Bonnie Kisko
Dec 12, 2012

I am an animal warrior and transport from high kill shelters almost every weekend here in Florida. I am part of a group of volunteers that form a chain of cars that take a 'leg' of an hour or so moving them N or S along I-75. All that are transport will evenutally find loving homes.

It is nice to see shelter dogs utilized in this fashion...keep up the good work!!

Morella de Rosa
Dec 13, 2012

I am very happy to hear this kind of news. Its a win win situational and I hope this project continue and expand in order to provide more opportunities for shelter dogs,
keep the good work!

Best!!

Kay Martin
Dec 17, 2012

I love working dogs. Rescuing these dogs and teaching them a useful skill, which ultimately saves other lives and helps mankind, is a terrific thing to do. High praise to this organization!

John Cruise
Dec 21, 2012

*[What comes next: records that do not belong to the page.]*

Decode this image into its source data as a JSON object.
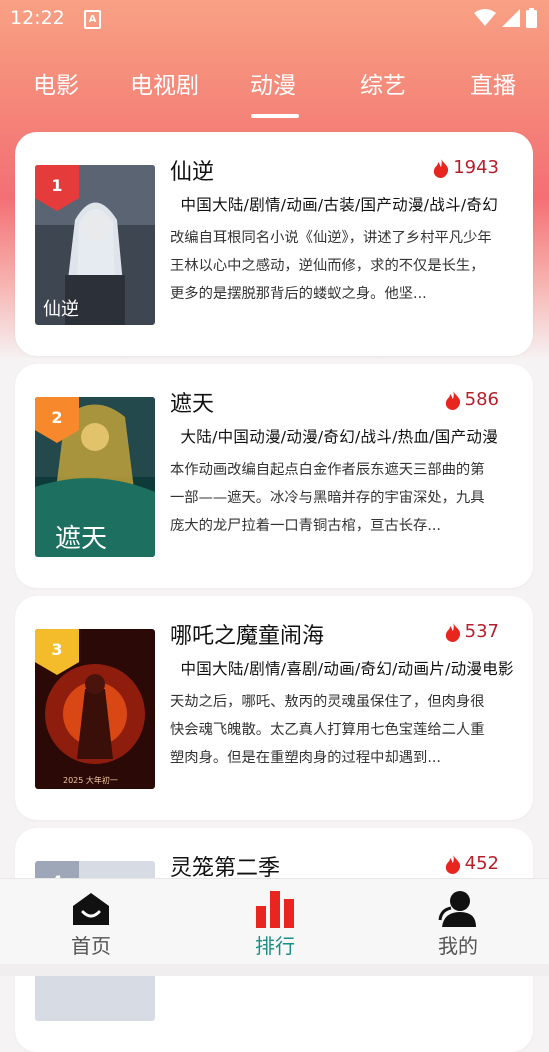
{
  "status_bar": {
    "time": "12:22",
    "notification_letter": "A"
  },
  "tabs": [
    "电影",
    "电视剧",
    "动漫",
    "综艺",
    "直播"
  ],
  "active_tab_index": 2,
  "items": [
    {
      "rank": "1",
      "title": "仙逆",
      "heat": "1943",
      "tags": "中国大陆/剧情/动画/古装/国产动漫/战斗/奇幻",
      "description": "改编自耳根同名小说《仙逆》，讲述了乡村平凡少年王林以心中之感动，逆仙而修，求的不仅是长生，更多的是摆脱那背后的蝼蚁之身。他坚...",
      "badge_color": "#e53b3b",
      "poster_text": "仙逆"
    },
    {
      "rank": "2",
      "title": "遮天",
      "heat": "586",
      "tags": "大陆/中国动漫/动漫/奇幻/战斗/热血/国产动漫",
      "description": "本作动画改编自起点白金作者辰东遮天三部曲的第一部——遮天。冰冷与黑暗并存的宇宙深处，九具庞大的龙尸拉着一口青铜古棺，亘古长存...",
      "badge_color": "#f7892c",
      "poster_text": "遮天"
    },
    {
      "rank": "3",
      "title": "哪吒之魔童闹海",
      "heat": "537",
      "tags": "中国大陆/剧情/喜剧/动画/奇幻/动画片/动漫电影",
      "description": "天劫之后，哪吒、敖丙的灵魂虽保住了，但肉身很快会魂飞魄散。太乙真人打算用七色宝莲给二人重塑肉身。但是在重塑肉身的过程中却遇到...",
      "badge_color": "#f4bb2a",
      "poster_text": "2025 大年初一"
    },
    {
      "rank": "4",
      "title": "灵笼第二季",
      "heat": "452",
      "tags": "",
      "description": "",
      "badge_color": "#9ea7b8",
      "poster_text": ""
    }
  ],
  "bottom_nav": [
    {
      "label": "首页",
      "icon": "home-icon"
    },
    {
      "label": "排行",
      "icon": "bar-chart-icon"
    },
    {
      "label": "我的",
      "icon": "user-icon"
    }
  ],
  "active_nav_index": 1,
  "colors": {
    "accent": "#1a8d84",
    "heat": "#b7202b",
    "flame": "#e8251f"
  }
}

This organization can give the best to our society since they will help our dogs and teach or train them on different skills. Dogs are our bestfriends and good to hear that there is an organization that concerned them after us as a dog owner.